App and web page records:
* * *

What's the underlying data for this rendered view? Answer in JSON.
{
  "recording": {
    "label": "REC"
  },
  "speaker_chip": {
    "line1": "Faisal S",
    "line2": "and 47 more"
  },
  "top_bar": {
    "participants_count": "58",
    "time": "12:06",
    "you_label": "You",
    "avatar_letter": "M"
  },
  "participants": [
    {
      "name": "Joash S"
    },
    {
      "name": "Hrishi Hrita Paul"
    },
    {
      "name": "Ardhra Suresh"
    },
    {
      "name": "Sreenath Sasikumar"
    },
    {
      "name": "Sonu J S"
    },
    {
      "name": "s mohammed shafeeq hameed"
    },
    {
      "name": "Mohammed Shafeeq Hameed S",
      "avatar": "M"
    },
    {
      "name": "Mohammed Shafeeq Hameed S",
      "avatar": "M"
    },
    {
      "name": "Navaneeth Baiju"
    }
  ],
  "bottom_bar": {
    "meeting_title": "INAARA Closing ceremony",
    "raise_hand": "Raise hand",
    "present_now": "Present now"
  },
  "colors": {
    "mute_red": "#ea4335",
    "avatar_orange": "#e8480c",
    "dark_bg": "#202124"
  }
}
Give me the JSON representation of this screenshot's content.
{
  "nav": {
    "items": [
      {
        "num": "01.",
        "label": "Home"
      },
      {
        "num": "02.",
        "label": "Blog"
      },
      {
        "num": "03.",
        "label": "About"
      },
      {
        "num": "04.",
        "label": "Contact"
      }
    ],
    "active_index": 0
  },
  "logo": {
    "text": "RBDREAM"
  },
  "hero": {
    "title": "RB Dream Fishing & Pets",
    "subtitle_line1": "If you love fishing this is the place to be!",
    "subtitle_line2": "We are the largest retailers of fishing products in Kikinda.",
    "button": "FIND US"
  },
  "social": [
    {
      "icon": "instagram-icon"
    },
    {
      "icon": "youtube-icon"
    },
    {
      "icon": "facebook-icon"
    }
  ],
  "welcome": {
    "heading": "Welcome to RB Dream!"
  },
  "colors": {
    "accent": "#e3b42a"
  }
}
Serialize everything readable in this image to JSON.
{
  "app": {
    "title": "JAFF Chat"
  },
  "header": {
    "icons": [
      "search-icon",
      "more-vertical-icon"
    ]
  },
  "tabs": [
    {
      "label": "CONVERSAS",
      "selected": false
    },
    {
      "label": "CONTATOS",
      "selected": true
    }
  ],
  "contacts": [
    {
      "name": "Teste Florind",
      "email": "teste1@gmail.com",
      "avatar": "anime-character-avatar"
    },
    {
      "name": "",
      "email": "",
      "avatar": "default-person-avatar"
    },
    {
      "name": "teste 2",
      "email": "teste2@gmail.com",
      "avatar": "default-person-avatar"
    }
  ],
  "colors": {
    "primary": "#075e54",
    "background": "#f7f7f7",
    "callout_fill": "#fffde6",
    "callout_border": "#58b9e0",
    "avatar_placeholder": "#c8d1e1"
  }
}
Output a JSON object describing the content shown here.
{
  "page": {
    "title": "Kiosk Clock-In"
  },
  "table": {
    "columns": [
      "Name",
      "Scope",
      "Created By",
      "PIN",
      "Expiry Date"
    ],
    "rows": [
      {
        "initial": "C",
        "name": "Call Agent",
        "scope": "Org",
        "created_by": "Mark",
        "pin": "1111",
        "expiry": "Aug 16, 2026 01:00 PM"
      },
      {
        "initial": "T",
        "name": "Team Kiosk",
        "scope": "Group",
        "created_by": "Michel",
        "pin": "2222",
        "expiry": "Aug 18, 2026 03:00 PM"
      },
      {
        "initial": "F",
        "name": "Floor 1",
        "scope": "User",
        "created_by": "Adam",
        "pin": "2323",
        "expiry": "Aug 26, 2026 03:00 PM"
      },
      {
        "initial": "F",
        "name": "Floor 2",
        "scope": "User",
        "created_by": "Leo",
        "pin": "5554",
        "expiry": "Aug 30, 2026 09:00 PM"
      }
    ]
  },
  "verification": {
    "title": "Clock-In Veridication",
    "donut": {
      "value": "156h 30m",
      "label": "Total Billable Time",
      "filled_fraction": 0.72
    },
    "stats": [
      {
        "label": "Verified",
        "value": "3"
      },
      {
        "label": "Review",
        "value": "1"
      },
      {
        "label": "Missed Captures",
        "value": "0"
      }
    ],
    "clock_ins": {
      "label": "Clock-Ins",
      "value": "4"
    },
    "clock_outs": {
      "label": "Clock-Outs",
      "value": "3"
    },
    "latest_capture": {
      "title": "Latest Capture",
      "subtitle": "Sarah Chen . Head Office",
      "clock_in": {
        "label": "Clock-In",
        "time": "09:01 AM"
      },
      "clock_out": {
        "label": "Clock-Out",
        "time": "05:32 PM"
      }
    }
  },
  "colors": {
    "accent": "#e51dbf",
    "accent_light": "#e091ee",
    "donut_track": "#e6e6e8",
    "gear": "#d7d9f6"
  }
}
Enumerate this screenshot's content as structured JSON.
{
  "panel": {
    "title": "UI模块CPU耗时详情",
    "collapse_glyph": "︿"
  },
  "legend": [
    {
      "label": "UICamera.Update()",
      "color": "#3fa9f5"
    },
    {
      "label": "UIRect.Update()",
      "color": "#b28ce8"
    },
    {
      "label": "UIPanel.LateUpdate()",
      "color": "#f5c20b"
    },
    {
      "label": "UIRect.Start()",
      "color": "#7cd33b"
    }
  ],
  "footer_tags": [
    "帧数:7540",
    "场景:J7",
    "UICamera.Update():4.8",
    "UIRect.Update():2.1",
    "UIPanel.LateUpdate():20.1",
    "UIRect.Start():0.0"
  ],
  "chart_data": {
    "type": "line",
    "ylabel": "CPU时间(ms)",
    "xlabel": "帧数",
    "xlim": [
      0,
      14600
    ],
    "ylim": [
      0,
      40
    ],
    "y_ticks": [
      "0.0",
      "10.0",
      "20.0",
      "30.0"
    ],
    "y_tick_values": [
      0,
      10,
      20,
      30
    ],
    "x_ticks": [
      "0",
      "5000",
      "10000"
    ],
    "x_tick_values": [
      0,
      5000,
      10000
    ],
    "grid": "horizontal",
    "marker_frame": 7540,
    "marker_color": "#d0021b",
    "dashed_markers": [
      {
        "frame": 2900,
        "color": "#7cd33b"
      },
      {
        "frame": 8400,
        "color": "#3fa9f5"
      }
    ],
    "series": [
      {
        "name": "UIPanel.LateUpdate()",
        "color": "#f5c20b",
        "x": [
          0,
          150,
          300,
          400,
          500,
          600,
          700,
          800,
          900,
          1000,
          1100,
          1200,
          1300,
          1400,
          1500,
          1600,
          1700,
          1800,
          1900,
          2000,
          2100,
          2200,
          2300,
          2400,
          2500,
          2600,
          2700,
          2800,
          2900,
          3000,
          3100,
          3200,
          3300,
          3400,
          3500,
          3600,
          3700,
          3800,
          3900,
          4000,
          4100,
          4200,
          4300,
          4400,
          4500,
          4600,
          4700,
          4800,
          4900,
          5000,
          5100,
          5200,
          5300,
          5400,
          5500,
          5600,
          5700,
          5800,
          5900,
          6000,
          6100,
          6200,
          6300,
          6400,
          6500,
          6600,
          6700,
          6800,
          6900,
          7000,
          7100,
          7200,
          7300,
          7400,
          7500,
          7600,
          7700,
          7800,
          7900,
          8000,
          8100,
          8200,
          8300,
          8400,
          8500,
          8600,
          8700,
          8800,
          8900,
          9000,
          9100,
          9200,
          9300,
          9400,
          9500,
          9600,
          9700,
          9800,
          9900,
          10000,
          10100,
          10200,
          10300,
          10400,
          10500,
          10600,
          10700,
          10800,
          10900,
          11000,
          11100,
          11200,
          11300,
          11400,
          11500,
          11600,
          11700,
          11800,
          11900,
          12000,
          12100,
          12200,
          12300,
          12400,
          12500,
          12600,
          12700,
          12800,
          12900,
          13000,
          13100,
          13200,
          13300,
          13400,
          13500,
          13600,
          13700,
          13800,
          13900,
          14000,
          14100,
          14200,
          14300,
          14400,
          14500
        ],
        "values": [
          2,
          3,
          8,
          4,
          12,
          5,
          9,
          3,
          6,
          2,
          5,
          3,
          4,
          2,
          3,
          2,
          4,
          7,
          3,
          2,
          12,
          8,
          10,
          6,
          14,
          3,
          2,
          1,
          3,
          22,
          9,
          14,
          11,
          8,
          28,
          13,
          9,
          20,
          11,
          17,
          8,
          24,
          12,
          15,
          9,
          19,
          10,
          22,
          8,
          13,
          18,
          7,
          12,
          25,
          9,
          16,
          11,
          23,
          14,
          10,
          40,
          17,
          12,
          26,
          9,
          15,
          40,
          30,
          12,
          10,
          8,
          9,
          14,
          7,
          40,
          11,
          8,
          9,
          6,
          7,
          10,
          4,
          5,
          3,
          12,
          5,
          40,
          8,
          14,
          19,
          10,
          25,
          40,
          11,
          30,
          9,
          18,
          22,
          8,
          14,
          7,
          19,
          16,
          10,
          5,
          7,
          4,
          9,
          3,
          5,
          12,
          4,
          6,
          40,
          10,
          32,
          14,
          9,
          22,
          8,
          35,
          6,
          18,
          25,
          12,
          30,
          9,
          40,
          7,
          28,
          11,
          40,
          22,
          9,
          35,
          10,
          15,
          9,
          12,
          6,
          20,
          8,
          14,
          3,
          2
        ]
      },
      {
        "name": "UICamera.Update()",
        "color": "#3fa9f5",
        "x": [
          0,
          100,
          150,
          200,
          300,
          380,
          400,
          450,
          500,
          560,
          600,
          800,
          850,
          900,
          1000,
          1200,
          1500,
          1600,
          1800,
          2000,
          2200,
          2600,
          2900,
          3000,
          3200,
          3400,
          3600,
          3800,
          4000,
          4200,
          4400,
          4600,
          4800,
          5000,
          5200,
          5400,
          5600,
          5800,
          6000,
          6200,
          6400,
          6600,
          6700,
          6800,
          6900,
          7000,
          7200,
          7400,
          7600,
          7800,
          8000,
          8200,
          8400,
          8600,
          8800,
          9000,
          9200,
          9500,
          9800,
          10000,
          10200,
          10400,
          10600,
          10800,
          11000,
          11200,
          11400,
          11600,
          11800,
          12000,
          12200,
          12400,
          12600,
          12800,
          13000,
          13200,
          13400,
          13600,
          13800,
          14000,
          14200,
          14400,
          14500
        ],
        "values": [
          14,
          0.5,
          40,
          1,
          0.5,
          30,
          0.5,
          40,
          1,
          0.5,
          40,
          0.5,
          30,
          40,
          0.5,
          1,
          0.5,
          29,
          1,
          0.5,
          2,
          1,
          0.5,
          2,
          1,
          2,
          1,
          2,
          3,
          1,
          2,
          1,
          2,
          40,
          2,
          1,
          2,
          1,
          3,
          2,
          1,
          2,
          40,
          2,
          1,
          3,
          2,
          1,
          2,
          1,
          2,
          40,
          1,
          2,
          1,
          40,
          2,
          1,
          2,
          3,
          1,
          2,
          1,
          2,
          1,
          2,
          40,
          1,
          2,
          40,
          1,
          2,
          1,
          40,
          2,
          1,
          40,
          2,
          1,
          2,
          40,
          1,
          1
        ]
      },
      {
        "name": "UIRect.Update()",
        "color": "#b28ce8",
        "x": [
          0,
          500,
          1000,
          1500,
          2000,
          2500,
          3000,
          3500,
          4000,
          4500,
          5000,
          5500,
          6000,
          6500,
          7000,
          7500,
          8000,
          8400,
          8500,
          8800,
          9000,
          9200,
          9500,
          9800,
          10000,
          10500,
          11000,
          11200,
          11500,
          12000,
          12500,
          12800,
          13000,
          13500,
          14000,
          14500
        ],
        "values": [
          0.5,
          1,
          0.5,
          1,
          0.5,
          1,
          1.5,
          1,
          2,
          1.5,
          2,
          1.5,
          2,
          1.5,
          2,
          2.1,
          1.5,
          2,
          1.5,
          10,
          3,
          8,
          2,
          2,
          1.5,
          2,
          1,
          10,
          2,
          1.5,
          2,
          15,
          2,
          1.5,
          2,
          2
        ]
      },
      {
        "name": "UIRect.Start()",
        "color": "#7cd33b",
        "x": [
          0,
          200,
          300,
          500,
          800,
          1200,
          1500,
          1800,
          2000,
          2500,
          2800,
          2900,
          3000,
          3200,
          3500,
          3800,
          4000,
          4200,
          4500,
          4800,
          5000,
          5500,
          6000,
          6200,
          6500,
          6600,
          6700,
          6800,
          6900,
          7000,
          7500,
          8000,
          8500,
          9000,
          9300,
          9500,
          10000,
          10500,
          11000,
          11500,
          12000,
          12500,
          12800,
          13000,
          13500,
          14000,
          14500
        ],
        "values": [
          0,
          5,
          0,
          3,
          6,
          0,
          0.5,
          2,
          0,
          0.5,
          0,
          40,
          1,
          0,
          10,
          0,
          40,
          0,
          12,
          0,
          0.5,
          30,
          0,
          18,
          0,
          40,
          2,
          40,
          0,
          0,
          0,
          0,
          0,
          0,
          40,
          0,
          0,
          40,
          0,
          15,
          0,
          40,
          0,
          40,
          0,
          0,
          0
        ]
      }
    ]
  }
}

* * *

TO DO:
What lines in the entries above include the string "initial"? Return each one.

ANSWER BOX:
        "initial": "C",
        "initial": "T",
        "initial": "F",
        "initial": "F",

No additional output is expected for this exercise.